WORK TASK →
Select the lines below containing the word "value".

─── RECORDS SHOWN ───

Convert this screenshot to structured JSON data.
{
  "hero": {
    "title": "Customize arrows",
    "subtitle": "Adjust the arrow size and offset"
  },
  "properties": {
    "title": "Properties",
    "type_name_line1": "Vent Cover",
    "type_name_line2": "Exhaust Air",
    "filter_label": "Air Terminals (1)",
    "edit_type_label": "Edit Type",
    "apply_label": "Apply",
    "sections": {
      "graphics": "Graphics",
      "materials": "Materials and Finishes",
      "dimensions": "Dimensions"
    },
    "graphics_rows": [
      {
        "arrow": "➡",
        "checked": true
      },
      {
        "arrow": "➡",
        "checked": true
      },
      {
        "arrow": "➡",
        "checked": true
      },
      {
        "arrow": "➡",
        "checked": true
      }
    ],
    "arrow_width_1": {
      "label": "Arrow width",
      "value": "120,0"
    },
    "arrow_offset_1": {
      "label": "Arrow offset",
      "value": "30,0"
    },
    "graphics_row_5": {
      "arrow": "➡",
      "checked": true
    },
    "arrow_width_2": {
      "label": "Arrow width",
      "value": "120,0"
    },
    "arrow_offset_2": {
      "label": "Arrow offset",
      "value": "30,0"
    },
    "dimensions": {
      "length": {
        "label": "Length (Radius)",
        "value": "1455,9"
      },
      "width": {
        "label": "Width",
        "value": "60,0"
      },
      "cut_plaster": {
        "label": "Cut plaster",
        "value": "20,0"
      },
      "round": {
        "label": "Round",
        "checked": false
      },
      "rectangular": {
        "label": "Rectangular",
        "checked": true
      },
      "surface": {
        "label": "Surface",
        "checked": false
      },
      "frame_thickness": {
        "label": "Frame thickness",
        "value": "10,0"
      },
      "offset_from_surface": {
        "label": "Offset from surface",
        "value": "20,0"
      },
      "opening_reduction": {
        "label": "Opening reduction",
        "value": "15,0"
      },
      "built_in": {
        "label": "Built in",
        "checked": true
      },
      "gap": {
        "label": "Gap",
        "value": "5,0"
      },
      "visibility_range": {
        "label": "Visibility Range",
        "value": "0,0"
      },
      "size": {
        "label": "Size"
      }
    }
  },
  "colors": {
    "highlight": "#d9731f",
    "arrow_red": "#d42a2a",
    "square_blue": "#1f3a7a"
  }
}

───

SOLUTION TO THE EXERCISE →
      "value": "120,0"
      "value": "30,0"
      "value": "120,0"
      "value": "30,0"
        "value": "1455,9"
        "value": "60,0"
        "value": "20,0"
        "value": "10,0"
        "value": "20,0"
        "value": "15,0"
        "value": "5,0"
        "value": "0,0"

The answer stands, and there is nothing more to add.